Work order:
Lines below that hold the word "hengmaozhang" must be copied in full.

Dataset extract:
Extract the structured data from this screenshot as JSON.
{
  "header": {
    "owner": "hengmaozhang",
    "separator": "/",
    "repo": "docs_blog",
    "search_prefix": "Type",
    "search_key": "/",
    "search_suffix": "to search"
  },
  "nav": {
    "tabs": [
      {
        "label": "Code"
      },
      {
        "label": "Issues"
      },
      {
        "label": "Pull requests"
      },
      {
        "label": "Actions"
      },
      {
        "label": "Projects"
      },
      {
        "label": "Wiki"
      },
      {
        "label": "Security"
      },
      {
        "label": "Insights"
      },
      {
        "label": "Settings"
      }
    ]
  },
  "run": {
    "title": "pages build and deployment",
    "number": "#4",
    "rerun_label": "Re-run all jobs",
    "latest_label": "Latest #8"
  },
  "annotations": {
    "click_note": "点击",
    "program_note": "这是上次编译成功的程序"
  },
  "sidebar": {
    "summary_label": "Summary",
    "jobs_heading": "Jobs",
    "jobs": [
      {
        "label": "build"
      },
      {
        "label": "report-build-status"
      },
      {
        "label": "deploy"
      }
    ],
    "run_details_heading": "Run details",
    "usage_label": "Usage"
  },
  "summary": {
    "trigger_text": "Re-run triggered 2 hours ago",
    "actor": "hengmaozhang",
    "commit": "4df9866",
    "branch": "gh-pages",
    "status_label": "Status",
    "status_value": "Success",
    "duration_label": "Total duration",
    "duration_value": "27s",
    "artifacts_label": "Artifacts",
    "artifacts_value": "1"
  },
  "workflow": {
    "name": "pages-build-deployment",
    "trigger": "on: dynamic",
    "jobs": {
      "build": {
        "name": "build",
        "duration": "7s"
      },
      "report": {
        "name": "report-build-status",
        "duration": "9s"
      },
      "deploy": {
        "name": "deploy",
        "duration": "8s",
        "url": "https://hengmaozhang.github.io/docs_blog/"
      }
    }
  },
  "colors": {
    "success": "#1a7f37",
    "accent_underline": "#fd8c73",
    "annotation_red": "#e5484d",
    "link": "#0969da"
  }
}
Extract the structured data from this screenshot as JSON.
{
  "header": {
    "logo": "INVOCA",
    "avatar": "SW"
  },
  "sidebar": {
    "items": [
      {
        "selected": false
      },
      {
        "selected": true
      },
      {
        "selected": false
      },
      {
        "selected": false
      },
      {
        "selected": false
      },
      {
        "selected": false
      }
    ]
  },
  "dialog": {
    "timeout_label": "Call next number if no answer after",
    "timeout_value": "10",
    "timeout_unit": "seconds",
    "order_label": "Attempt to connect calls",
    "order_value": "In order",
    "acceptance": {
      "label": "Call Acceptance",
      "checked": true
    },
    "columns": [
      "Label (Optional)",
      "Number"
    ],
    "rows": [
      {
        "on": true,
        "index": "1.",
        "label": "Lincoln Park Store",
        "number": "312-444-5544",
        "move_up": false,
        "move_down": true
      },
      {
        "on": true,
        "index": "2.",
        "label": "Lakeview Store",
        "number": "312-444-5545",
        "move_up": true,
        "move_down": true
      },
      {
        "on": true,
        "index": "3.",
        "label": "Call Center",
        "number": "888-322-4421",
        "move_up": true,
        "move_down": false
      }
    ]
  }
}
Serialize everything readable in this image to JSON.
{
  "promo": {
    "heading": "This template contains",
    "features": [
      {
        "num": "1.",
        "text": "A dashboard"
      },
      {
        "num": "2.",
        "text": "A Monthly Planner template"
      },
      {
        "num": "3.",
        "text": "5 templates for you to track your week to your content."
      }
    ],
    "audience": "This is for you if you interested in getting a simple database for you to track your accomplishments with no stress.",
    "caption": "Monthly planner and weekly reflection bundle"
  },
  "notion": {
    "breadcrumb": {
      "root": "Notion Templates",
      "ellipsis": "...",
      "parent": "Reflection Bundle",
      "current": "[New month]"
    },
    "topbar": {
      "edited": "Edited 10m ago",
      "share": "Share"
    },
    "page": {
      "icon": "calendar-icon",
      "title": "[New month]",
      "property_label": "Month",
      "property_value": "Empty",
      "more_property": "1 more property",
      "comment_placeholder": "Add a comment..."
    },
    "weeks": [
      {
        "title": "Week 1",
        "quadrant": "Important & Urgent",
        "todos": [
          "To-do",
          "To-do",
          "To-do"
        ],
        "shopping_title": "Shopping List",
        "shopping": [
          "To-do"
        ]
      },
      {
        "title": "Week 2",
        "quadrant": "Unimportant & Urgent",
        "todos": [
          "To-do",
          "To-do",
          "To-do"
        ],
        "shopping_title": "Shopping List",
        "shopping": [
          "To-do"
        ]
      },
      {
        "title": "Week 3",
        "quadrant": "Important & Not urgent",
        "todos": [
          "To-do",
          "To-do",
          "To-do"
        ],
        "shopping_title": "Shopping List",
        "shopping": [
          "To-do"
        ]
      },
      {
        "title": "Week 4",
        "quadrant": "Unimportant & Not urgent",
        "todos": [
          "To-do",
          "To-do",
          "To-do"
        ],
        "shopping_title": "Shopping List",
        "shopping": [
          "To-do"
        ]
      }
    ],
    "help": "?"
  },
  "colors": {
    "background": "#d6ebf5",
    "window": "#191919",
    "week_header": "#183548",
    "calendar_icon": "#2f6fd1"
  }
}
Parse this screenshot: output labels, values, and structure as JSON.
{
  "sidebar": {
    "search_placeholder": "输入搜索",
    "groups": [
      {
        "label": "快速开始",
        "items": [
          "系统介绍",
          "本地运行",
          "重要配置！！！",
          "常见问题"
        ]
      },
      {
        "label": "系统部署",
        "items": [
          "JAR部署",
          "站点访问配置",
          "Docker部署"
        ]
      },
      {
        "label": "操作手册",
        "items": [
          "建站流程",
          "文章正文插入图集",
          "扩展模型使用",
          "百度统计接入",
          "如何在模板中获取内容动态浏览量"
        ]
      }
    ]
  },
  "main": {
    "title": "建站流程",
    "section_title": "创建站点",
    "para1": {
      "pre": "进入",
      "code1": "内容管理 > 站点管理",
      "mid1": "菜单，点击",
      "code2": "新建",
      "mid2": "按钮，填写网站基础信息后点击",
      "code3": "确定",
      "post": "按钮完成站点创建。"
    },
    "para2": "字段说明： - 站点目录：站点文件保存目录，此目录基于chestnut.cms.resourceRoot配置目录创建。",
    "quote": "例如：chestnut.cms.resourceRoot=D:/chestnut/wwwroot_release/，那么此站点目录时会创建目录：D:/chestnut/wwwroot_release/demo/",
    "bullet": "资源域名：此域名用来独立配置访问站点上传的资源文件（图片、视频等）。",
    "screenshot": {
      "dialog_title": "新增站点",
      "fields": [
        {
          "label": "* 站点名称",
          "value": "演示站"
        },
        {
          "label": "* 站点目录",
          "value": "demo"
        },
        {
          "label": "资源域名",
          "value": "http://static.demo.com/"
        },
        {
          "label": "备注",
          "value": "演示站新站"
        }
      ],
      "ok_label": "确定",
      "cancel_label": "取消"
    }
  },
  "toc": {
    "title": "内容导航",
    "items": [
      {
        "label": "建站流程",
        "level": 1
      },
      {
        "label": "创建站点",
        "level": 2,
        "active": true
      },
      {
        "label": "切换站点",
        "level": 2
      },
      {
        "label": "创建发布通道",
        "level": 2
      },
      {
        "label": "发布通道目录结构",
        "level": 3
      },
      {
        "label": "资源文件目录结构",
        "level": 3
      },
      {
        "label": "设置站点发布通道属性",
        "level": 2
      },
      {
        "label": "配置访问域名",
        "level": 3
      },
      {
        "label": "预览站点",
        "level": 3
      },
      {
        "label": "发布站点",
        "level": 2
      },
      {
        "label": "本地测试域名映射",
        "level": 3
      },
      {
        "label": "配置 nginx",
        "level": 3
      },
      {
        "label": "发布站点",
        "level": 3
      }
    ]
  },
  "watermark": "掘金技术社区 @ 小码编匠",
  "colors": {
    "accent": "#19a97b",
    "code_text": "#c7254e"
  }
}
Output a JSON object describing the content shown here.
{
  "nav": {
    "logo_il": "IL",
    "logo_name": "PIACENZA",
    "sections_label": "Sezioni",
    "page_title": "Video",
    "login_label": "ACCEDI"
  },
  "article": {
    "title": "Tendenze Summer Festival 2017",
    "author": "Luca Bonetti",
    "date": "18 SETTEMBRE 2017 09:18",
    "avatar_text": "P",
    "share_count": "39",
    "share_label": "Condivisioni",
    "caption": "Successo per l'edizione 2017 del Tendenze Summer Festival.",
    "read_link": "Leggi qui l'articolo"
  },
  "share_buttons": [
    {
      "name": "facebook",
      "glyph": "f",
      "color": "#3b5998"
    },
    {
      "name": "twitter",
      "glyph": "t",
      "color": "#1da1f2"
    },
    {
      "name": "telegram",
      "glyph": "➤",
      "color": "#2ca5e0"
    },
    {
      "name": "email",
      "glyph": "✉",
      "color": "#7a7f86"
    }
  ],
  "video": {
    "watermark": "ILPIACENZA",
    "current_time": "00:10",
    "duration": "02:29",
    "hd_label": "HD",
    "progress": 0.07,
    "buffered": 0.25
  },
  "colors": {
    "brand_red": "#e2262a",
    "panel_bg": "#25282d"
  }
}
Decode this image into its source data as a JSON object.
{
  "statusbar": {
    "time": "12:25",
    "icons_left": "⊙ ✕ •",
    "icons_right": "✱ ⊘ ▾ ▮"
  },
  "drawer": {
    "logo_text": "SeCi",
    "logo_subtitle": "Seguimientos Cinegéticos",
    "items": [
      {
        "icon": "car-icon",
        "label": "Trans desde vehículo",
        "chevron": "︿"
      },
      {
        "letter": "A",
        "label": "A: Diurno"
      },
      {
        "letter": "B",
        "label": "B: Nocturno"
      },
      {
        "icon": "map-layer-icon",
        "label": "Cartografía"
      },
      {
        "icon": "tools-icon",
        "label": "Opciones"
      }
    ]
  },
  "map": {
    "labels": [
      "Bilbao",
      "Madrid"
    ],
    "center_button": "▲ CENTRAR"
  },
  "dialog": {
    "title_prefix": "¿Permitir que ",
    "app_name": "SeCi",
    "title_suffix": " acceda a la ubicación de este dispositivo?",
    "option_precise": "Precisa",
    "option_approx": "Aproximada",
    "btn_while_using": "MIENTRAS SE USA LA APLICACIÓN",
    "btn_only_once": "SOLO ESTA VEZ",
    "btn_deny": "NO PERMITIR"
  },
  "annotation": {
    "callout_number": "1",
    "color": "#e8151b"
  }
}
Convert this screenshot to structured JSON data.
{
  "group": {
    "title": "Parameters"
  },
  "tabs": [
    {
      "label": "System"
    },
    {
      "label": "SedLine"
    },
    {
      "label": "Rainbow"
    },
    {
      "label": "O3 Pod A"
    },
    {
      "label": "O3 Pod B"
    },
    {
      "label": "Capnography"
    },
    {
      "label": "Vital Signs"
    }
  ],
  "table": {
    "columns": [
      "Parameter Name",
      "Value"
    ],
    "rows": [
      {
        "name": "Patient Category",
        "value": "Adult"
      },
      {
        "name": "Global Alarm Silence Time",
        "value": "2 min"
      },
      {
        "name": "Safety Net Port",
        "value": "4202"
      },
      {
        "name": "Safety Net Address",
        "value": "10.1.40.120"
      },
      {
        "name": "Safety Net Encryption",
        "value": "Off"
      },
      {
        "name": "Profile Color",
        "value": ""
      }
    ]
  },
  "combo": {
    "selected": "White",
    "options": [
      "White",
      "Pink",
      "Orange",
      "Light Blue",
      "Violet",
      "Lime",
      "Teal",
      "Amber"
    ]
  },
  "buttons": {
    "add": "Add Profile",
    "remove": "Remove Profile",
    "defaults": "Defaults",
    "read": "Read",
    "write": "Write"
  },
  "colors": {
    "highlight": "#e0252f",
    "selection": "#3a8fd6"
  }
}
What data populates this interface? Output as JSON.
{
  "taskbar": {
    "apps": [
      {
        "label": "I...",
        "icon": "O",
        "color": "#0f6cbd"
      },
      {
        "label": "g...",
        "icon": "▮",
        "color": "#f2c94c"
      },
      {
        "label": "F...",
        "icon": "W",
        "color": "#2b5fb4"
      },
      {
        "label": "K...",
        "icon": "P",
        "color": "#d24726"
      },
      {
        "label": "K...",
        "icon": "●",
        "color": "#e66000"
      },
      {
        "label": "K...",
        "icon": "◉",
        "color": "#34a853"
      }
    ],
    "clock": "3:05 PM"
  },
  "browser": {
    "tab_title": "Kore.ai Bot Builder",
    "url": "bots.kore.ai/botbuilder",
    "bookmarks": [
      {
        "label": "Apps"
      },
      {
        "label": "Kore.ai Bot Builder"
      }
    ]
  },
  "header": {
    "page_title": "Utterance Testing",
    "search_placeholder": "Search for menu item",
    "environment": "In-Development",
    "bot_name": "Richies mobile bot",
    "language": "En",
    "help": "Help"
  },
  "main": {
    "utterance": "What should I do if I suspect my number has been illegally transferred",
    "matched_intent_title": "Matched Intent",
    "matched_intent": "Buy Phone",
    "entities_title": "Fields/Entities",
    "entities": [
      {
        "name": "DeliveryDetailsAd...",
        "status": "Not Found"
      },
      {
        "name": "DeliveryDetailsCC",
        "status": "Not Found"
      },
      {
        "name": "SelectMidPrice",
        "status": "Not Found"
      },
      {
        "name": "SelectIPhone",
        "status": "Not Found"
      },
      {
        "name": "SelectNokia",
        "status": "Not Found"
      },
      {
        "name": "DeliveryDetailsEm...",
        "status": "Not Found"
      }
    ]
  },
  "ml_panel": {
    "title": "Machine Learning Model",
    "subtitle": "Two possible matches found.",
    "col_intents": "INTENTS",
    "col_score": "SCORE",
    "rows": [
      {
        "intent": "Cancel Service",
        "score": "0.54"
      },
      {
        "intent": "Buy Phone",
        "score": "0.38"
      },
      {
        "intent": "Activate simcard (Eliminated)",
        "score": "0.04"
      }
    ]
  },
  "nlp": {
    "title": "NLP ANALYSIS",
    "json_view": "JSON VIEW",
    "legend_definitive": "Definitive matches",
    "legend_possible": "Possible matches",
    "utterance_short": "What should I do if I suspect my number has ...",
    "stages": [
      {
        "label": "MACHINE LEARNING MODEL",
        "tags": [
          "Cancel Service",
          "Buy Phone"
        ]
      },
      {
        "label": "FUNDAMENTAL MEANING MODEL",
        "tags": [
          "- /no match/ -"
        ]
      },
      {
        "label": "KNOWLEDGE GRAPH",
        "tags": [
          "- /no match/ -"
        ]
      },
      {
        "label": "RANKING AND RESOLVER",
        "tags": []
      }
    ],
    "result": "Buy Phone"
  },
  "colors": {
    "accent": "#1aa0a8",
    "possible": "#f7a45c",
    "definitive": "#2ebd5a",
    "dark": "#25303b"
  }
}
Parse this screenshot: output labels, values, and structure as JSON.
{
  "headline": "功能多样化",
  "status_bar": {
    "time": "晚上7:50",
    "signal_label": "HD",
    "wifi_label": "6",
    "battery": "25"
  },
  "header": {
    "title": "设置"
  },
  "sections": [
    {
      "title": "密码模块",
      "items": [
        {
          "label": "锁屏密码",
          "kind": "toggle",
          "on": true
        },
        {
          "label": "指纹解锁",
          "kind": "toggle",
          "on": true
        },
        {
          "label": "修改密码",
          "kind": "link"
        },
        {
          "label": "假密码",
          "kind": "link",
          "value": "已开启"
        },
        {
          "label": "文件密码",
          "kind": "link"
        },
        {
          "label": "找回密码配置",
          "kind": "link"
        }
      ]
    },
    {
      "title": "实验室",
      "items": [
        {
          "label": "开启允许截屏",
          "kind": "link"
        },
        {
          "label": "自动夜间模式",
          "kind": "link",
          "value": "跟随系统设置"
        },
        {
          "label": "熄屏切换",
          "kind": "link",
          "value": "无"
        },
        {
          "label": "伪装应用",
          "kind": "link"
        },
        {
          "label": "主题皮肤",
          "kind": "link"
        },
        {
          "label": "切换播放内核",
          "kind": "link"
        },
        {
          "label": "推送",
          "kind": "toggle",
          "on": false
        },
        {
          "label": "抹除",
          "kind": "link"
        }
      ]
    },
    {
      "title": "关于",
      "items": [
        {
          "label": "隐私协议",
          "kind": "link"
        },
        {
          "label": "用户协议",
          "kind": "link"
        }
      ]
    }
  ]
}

Exercise solution:
    "owner": "hengmaozhang",
    "actor": "hengmaozhang",
        "url": "https://hengmaozhang.github.io/docs_blog/"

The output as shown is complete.